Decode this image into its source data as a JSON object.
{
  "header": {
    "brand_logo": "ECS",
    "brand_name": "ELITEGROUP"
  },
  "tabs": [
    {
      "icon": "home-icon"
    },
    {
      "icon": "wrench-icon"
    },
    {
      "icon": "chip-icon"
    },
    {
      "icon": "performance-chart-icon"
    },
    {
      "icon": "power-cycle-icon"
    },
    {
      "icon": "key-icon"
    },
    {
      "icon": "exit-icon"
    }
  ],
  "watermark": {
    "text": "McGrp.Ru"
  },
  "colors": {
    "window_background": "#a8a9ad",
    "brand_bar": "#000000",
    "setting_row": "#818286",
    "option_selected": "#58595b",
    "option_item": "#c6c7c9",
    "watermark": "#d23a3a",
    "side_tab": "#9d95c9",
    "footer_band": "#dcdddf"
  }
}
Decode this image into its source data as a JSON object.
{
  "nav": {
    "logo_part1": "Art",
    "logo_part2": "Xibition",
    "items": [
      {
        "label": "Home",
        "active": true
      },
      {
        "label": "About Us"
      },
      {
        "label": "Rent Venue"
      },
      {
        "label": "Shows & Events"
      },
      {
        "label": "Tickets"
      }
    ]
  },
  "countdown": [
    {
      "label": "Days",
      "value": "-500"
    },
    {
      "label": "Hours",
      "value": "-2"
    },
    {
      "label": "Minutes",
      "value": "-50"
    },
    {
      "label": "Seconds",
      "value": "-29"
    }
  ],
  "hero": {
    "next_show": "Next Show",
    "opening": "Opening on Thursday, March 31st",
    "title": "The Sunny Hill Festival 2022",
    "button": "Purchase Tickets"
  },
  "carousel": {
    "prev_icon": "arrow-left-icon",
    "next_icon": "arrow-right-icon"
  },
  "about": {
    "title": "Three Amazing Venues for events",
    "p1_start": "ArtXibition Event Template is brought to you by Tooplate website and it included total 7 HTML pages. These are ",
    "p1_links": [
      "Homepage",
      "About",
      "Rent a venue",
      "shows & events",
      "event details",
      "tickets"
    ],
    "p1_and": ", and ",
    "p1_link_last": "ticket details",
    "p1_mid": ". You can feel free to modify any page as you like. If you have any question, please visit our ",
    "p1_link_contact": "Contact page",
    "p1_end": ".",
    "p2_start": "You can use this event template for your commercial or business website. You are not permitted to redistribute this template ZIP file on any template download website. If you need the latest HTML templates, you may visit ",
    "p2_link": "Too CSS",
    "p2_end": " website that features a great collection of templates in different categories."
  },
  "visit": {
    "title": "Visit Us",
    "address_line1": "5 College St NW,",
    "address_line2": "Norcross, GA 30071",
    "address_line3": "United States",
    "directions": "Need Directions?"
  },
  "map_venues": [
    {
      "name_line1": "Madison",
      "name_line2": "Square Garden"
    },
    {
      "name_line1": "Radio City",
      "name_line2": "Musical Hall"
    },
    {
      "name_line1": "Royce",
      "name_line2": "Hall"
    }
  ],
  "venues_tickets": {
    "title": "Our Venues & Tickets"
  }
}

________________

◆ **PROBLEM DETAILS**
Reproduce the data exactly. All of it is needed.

◆ **SOLUTION TO THIS PROBLEM**
Decode this image into its source data as a JSON object.
{
  "header": {
    "brand_logo": "ECS",
    "brand_name": "ELITEGROUP"
  },
  "tabs": [
    {
      "icon": "home-icon"
    },
    {
      "icon": "wrench-icon"
    },
    {
      "icon": "chip-icon"
    },
    {
      "icon": "performance-chart-icon"
    },
    {
      "icon": "power-cycle-icon"
    },
    {
      "icon": "key-icon"
    },
    {
      "icon": "exit-icon"
    }
  ],
  "watermark": {
    "text": "McGrp.Ru"
  },
  "colors": {
    "window_background": "#a8a9ad",
    "brand_bar": "#000000",
    "setting_row": "#818286",
    "option_selected": "#58595b",
    "option_item": "#c6c7c9",
    "watermark": "#d23a3a",
    "side_tab": "#9d95c9",
    "footer_band": "#dcdddf"
  }
}
Decode this image into its source data as a JSON object.
{
  "nav": {
    "logo_part1": "Art",
    "logo_part2": "Xibition",
    "items": [
      {
        "label": "Home",
        "active": true
      },
      {
        "label": "About Us"
      },
      {
        "label": "Rent Venue"
      },
      {
        "label": "Shows & Events"
      },
      {
        "label": "Tickets"
      }
    ]
  },
  "countdown": [
    {
      "label": "Days",
      "value": "-500"
    },
    {
      "label": "Hours",
      "value": "-2"
    },
    {
      "label": "Minutes",
      "value": "-50"
    },
    {
      "label": "Seconds",
      "value": "-29"
    }
  ],
  "hero": {
    "next_show": "Next Show",
    "opening": "Opening on Thursday, March 31st",
    "title": "The Sunny Hill Festival 2022",
    "button": "Purchase Tickets"
  },
  "carousel": {
    "prev_icon": "arrow-left-icon",
    "next_icon": "arrow-right-icon"
  },
  "about": {
    "title": "Three Amazing Venues for events",
    "p1_start": "ArtXibition Event Template is brought to you by Tooplate website and it included total 7 HTML pages. These are ",
    "p1_links": [
      "Homepage",
      "About",
      "Rent a venue",
      "shows & events",
      "event details",
      "tickets"
    ],
    "p1_and": ", and ",
    "p1_link_last": "ticket details",
    "p1_mid": ". You can feel free to modify any page as you like. If you have any question, please visit our ",
    "p1_link_contact": "Contact page",
    "p1_end": ".",
    "p2_start": "You can use this event template for your commercial or business website. You are not permitted to redistribute this template ZIP file on any template download website. If you need the latest HTML templates, you may visit ",
    "p2_link": "Too CSS",
    "p2_end": " website that features a great collection of templates in different categories."
  },
  "visit": {
    "title": "Visit Us",
    "address_line1": "5 College St NW,",
    "address_line2": "Norcross, GA 30071",
    "address_line3": "United States",
    "directions": "Need Directions?"
  },
  "map_venues": [
    {
      "name_line1": "Madison",
      "name_line2": "Square Garden"
    },
    {
      "name_line1": "Radio City",
      "name_line2": "Musical Hall"
    },
    {
      "name_line1": "Royce",
      "name_line2": "Hall"
    }
  ],
  "venues_tickets": {
    "title": "Our Venues & Tickets"
  }
}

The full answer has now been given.